### DATA SUPPLIED
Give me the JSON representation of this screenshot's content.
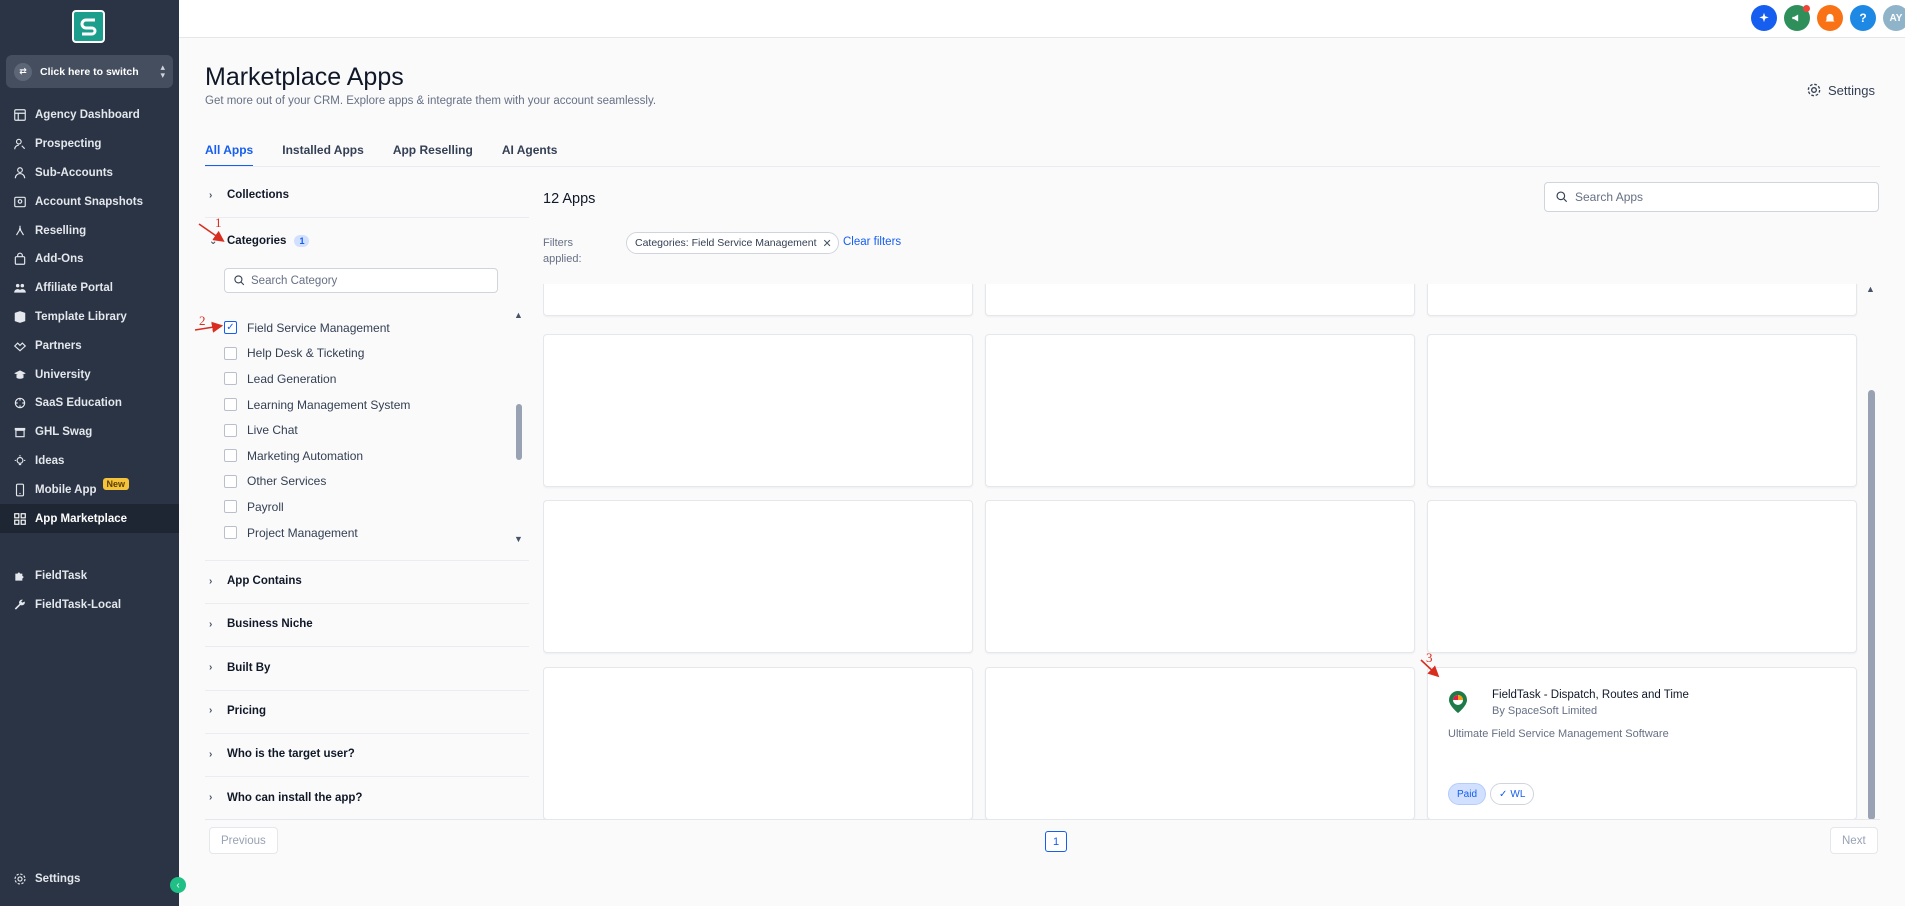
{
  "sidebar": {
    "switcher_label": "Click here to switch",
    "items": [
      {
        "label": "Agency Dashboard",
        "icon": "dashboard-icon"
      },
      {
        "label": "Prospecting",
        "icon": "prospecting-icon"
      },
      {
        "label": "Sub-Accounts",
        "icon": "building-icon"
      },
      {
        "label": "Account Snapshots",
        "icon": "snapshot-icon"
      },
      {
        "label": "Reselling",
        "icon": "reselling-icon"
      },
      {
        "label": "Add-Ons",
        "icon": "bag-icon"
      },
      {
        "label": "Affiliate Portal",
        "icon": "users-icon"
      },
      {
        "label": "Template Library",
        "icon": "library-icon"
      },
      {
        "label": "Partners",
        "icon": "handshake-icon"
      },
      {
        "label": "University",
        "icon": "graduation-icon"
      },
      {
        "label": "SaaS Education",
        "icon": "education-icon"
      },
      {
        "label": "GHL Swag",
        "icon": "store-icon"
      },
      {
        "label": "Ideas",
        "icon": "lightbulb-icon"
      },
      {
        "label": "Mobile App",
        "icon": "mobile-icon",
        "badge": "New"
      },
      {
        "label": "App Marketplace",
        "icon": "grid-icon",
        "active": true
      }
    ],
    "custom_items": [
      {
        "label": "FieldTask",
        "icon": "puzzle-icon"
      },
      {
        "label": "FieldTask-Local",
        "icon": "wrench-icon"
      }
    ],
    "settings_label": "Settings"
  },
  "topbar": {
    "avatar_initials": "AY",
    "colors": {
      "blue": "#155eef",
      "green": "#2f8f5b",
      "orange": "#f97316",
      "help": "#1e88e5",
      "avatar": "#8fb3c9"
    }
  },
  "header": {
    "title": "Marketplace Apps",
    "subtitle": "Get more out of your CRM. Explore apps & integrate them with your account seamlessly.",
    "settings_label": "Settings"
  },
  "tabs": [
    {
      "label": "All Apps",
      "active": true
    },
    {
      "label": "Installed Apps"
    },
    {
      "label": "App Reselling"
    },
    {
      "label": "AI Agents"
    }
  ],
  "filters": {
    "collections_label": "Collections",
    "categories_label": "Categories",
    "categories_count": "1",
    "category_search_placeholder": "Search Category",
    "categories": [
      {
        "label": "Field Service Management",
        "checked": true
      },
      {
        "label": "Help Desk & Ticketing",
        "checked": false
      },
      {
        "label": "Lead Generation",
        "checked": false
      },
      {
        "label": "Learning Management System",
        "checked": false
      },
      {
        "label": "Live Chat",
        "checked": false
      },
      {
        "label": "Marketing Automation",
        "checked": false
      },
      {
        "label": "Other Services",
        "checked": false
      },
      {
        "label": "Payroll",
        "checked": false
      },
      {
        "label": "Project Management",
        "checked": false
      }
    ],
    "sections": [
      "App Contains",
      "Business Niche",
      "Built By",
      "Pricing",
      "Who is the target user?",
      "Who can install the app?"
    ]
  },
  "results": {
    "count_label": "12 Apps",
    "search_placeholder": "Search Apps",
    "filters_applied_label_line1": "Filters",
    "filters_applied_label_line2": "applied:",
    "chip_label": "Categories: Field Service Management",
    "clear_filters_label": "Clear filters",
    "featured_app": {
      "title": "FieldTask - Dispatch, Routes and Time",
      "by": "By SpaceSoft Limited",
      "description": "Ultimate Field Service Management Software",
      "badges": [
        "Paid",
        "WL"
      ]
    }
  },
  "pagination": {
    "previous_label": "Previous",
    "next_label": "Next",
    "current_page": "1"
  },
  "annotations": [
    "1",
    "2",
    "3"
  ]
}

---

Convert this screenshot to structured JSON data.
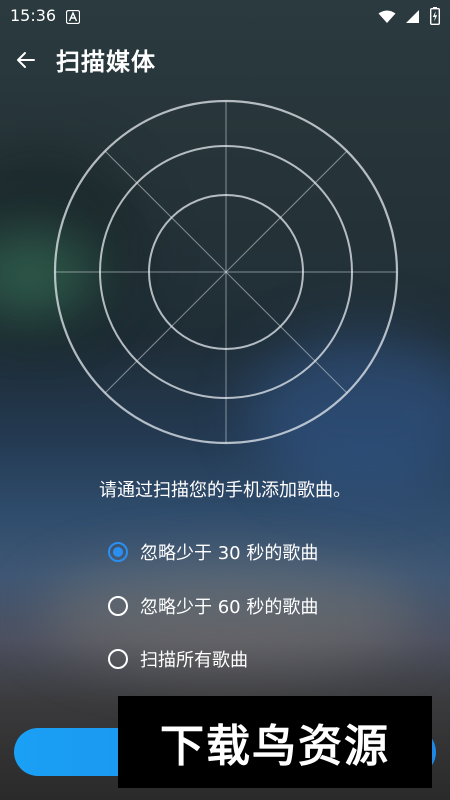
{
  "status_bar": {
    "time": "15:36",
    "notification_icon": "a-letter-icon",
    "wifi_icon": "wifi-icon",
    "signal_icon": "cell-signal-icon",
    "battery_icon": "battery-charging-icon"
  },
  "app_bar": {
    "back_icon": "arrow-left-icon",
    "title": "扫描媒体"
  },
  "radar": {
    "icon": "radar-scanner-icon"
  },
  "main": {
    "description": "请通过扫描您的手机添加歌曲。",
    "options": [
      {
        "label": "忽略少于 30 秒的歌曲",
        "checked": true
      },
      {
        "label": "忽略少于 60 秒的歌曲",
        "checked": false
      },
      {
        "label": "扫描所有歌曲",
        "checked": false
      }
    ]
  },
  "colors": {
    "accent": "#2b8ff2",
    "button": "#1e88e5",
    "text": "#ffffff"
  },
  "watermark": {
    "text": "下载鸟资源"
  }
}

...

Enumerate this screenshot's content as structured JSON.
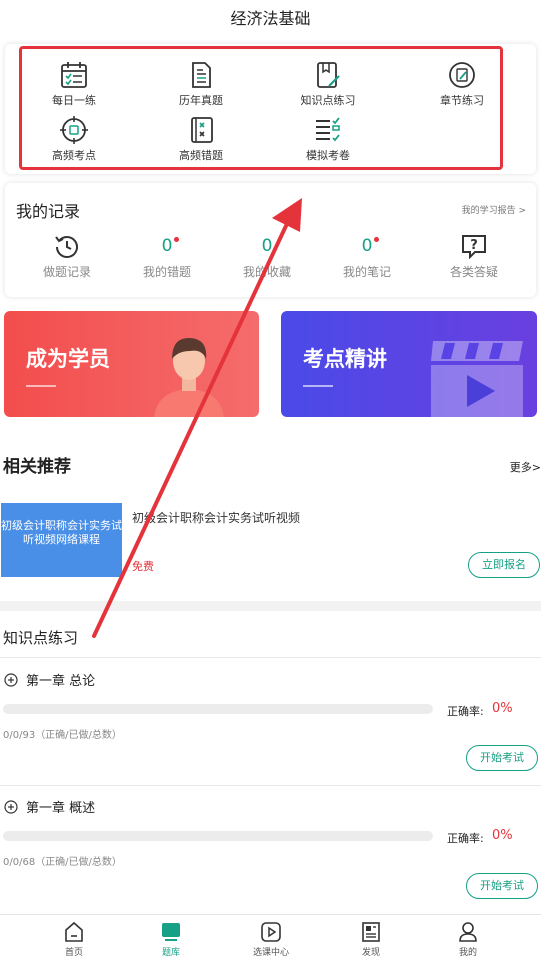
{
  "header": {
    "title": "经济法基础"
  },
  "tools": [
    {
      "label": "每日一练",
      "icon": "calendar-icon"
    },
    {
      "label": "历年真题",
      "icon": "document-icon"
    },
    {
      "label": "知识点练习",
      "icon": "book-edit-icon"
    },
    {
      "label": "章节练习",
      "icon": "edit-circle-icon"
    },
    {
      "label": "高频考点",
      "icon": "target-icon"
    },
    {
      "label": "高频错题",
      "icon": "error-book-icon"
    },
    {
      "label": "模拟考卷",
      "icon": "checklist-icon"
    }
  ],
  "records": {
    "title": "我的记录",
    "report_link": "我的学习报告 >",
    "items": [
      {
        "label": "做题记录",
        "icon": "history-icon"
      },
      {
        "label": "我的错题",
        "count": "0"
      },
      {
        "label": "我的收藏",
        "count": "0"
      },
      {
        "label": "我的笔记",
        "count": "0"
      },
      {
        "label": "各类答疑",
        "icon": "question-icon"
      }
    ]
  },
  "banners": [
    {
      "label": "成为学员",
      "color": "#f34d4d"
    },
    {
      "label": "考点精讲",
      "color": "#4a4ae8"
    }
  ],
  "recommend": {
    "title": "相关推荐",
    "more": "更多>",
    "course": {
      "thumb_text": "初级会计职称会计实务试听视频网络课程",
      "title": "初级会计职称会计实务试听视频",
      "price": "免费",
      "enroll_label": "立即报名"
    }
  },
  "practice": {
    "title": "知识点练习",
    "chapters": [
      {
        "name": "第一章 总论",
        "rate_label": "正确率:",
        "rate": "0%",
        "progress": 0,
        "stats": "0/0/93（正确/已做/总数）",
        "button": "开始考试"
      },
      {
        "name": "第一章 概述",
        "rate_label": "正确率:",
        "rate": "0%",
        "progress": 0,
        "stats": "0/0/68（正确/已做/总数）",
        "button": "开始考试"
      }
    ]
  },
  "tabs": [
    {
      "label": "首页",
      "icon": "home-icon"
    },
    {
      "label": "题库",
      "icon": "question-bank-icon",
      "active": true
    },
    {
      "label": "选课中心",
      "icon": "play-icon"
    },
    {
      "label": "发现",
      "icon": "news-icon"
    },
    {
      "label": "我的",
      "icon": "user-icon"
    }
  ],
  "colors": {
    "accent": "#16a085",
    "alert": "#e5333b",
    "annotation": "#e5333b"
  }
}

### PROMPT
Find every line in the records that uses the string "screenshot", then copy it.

### OUTPUT OF THE EXERCISE
Give me the JSON representation of this screenshot's content.
Convert this screenshot to structured JSON data.
Enumerate this screenshot's content as structured JSON.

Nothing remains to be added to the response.